Muslims believe in Islam’s five pillars, which are straightforward and simple. To become a Muslim, one need only offer the faith’s basic credo, “There is no god but God, and Muhammad is the prophet of God.” This statement reflects the two main fundamentals of Islamic faith: belief in the one true God, which carries with it a refusal to worship anything else (not money, not career, not ego), and the crucial importance of Muhammad, God’s messenger.


Franklin Graham, Islam, and the Future of Progressive Christianity

franklin-fb-page-1Franklin Graham recently made a stir with his 2.1 million fans on Facebook when he posted about the murder of four US marines in Chattanooga, Tennessee. He wrote,

Four innocent Marines (United States Marine Corps) killed and three others wounded in ‪#‎Chattanooga yesterday including a policeman and another Marine–all by a radical Muslim whose family was allowed to immigrate to this country from Kuwait. We are under attack by Muslims at home and abroad. We should stop all immigration of Muslims to the U.S. until this threat with Islam has been settled. Every Muslim that comes into this country has the potential to be radicalized–and they do their killing to honor their religion and Muhammad. During World War 2, we didn’t allow Japanese to immigrate to America, nor did we allow Germans. Why are we allowing Muslims now? Do you agree? Let your Congressman know that we’ve got to put a stop to this and close the flood gates. Pray for the men and women who serve this nation in uniform, that God would protect them.

Franklin Graham is the “mouth piece of God” for many Christians throughout the world – a modern day prophet for his millions of fans. But, sadly, Franklin misunderstands the very nature of God.

I share Graham’s concern for the victims of this violent act and pray for their families, but his statement about how Christians should respond to that violence also concerns me. Graham’s understanding of God is contaminated by fear and exclusion that responds to violence with more violence. He believes that Islam is a great threat to America and that we should respond by excluding Muslims from the United States because “they do their killing to honor their religion and Muhammad.”

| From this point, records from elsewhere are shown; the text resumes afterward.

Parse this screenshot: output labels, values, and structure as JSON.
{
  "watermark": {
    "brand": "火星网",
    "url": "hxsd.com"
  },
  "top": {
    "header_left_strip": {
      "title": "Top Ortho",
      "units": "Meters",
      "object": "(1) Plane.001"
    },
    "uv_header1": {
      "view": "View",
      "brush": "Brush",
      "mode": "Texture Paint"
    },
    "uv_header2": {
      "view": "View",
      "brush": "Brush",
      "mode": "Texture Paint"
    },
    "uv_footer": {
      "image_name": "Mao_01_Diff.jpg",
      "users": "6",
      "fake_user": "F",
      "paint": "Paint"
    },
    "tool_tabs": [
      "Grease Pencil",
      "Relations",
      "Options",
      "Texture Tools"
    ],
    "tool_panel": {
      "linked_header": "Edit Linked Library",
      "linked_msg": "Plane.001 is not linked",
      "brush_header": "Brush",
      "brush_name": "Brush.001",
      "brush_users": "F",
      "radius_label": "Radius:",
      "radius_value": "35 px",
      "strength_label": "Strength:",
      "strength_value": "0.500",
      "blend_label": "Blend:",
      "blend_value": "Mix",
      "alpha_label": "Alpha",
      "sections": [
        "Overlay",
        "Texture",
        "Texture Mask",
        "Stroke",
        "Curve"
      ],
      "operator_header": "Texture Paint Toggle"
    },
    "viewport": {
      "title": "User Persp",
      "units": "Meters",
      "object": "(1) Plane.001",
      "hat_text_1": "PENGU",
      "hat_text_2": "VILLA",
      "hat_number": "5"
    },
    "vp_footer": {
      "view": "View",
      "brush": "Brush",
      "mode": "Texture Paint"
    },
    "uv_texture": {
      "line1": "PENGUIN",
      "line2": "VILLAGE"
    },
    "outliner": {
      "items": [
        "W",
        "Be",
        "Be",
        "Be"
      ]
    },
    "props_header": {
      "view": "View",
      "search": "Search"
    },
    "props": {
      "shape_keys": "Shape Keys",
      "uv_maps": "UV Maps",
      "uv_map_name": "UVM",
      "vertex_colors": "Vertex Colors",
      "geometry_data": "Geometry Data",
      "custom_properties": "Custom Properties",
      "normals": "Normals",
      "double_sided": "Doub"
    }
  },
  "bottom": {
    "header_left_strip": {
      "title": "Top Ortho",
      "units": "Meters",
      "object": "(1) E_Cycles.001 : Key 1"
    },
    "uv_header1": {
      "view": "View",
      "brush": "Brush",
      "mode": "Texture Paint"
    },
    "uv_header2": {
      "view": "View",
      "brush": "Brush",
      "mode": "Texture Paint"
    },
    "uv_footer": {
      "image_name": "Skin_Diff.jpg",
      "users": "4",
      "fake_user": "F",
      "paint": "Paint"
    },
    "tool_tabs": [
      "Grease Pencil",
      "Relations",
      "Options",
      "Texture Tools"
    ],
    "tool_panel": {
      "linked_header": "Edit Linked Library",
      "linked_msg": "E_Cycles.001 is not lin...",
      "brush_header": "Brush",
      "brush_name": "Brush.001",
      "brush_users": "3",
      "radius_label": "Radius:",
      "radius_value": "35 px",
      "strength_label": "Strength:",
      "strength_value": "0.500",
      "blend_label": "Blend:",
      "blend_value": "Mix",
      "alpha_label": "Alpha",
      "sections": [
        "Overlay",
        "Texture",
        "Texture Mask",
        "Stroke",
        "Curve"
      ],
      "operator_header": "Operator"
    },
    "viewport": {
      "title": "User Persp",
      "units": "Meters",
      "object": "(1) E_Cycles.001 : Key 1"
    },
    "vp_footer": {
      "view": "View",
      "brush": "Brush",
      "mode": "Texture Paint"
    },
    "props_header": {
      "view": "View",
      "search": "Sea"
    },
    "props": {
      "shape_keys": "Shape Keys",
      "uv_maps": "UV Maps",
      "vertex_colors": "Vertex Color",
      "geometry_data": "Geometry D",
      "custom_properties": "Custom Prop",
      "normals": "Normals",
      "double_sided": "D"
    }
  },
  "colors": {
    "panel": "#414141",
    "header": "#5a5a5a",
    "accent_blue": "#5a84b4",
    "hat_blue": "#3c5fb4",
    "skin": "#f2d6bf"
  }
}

I’m pleased that many Evangelicals have already critiqued Graham’s misunderstanding of Islam, but here I’d like to offer a progressive alternative to his understanding of Christianity.